RED squirrels sightings have surged at a Scottish defence training estate in Kirkcudbright over the past few months.
The Defence Infrastructure Organisation (DIO) revealed the increase in sightings on the Kirkcudbright Training Area.
It is thought that recorded sightings of the species have roughly doubled, which is anticipated to be the result of the dedicated conservation work done by DIO and its partners.
The sightings come just ahead of Red Squirrel Appreciation Day, and follow months of intense work by DIO and the Dumfries and Galloway Pine Marten Group.
Pine martens are natural predators of squirrels, however red squirrels are much more cautious of pine martens than their grey cousins, which has given reds a chance to thrive.
DIO’s deputy training safety officer for Kirkcudbright Training Centre WO2 Scott Maclean is delighted with the resurgence and said: “There has been a notable increase of red squirrel activity across the estate at Kirkcudbright, roughly double the number of sightings over the last few months in five or six separate locations.
“There have also been several sightings of pine martens by Kirkcudbright Training Centre staff and members of the public in the Balmae Lake area of the estate.

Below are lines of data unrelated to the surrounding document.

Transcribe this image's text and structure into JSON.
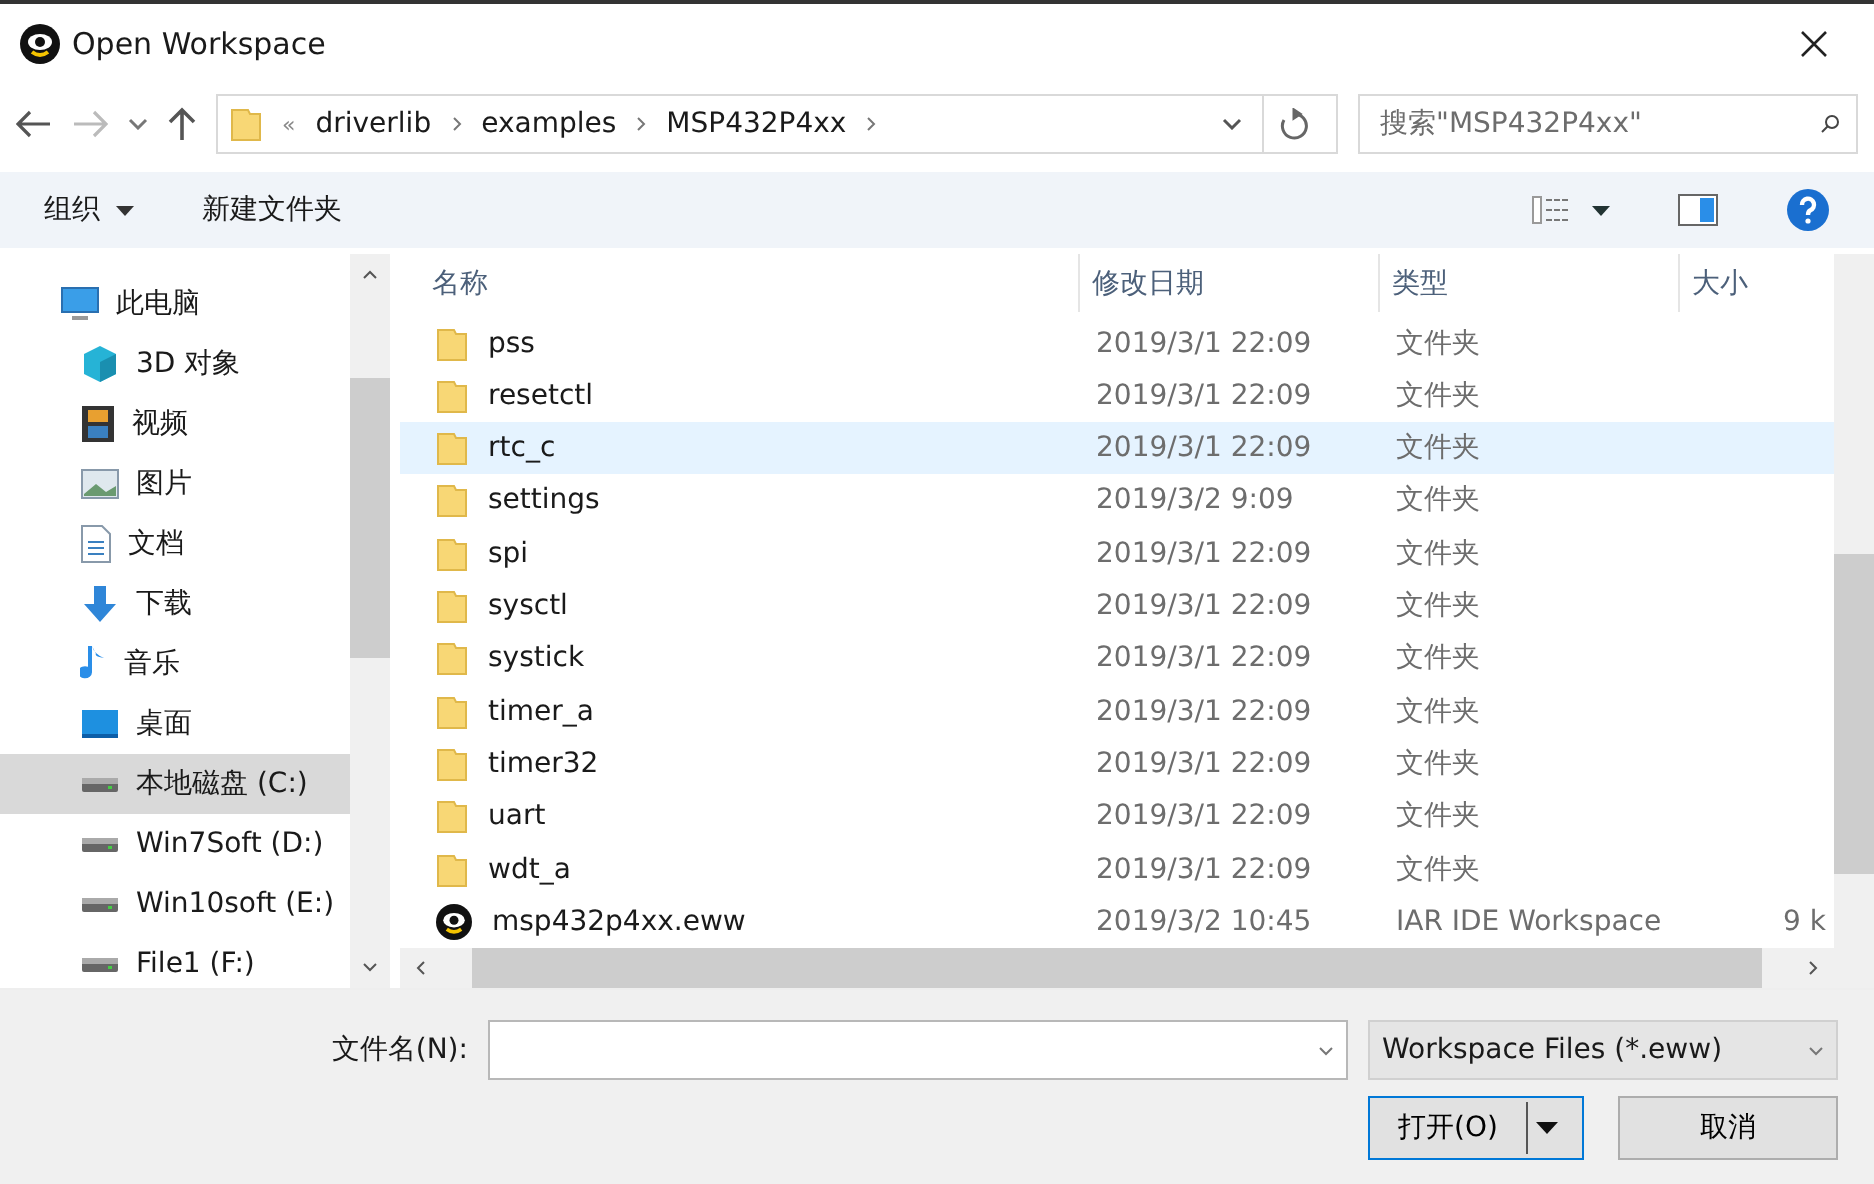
{
  "window": {
    "title": "Open Workspace"
  },
  "address_bar": {
    "overflow": "«",
    "crumbs": [
      "driverlib",
      "examples",
      "MSP432P4xx"
    ]
  },
  "search": {
    "placeholder": "搜索\"MSP432P4xx\""
  },
  "toolbar": {
    "organize": "组织",
    "new_folder": "新建文件夹"
  },
  "sidebar": {
    "items": [
      {
        "label": "此电脑",
        "kind": "pc",
        "selected": false,
        "children": [
          {
            "label": "3D 对象",
            "kind": "cube",
            "selected": false
          },
          {
            "label": "视频",
            "kind": "video",
            "selected": false
          },
          {
            "label": "图片",
            "kind": "picture",
            "selected": false
          },
          {
            "label": "文档",
            "kind": "document",
            "selected": false
          },
          {
            "label": "下载",
            "kind": "download",
            "selected": false
          },
          {
            "label": "音乐",
            "kind": "music",
            "selected": false
          },
          {
            "label": "桌面",
            "kind": "desktop",
            "selected": false
          },
          {
            "label": "本地磁盘 (C:)",
            "kind": "drive",
            "selected": true
          },
          {
            "label": "Win7Soft (D:)",
            "kind": "drive",
            "selected": false
          },
          {
            "label": "Win10soft (E:)",
            "kind": "drive",
            "selected": false
          },
          {
            "label": "File1 (F:)",
            "kind": "drive",
            "selected": false
          }
        ]
      }
    ]
  },
  "table": {
    "columns": [
      "名称",
      "修改日期",
      "类型",
      "大小"
    ],
    "rows": [
      {
        "kind": "folder",
        "name": "pss",
        "date": "2019/3/1 22:09",
        "type": "文件夹",
        "selected": false
      },
      {
        "kind": "folder",
        "name": "resetctl",
        "date": "2019/3/1 22:09",
        "type": "文件夹",
        "selected": false
      },
      {
        "kind": "folder",
        "name": "rtc_c",
        "date": "2019/3/1 22:09",
        "type": "文件夹",
        "selected": true
      },
      {
        "kind": "folder",
        "name": "settings",
        "date": "2019/3/2 9:09",
        "type": "文件夹",
        "selected": false
      },
      {
        "kind": "folder",
        "name": "spi",
        "date": "2019/3/1 22:09",
        "type": "文件夹",
        "selected": false
      },
      {
        "kind": "folder",
        "name": "sysctl",
        "date": "2019/3/1 22:09",
        "type": "文件夹",
        "selected": false
      },
      {
        "kind": "folder",
        "name": "systick",
        "date": "2019/3/1 22:09",
        "type": "文件夹",
        "selected": false
      },
      {
        "kind": "folder",
        "name": "timer_a",
        "date": "2019/3/1 22:09",
        "type": "文件夹",
        "selected": false
      },
      {
        "kind": "folder",
        "name": "timer32",
        "date": "2019/3/1 22:09",
        "type": "文件夹",
        "selected": false
      },
      {
        "kind": "folder",
        "name": "uart",
        "date": "2019/3/1 22:09",
        "type": "文件夹",
        "selected": false
      },
      {
        "kind": "folder",
        "name": "wdt_a",
        "date": "2019/3/1 22:09",
        "type": "文件夹",
        "selected": false
      },
      {
        "kind": "workspace",
        "name": "msp432p4xx.eww",
        "date": "2019/3/2 10:45",
        "type": "IAR IDE Workspace",
        "size": "9 k",
        "selected": false
      }
    ]
  },
  "footer": {
    "filename_label": "文件名(N):",
    "filter": "Workspace Files (*.eww)",
    "open": "打开(O)",
    "cancel": "取消"
  }
}
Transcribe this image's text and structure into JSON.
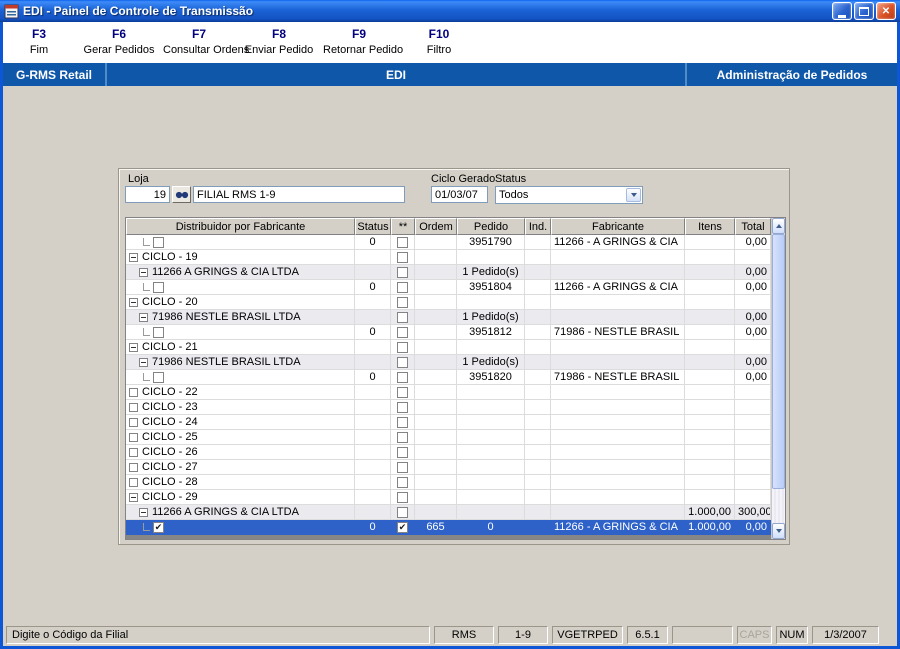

“The presence of pine martens is clearly having a beneficial impact on the red squirrel population at Kirkcudbright.”
In order to reduce the population of grey squirrels in Kirkcudbright, installation of den boxes was designed to help a small, permanent pine marten population to encourage a resurgence of the reds.
Oliver Howells, DIO’s principal ecologist, said: “The conservation of native species is an important part of the work we carry out across the UK and overseas defence estate.
“Our ecologists, as well as dedicated training safety officers, such as Scott, are working hard to deliver military training requirements while at the same time supporting the recovery of some of the most threatened and iconic species in the UK.
“Wildlife continues to thrive across our training areas, and there are many examples of how priority species are flourishing alongside military activities. The rise in red squirrel numbers at Kirkcudbright is a great example and a real success story.”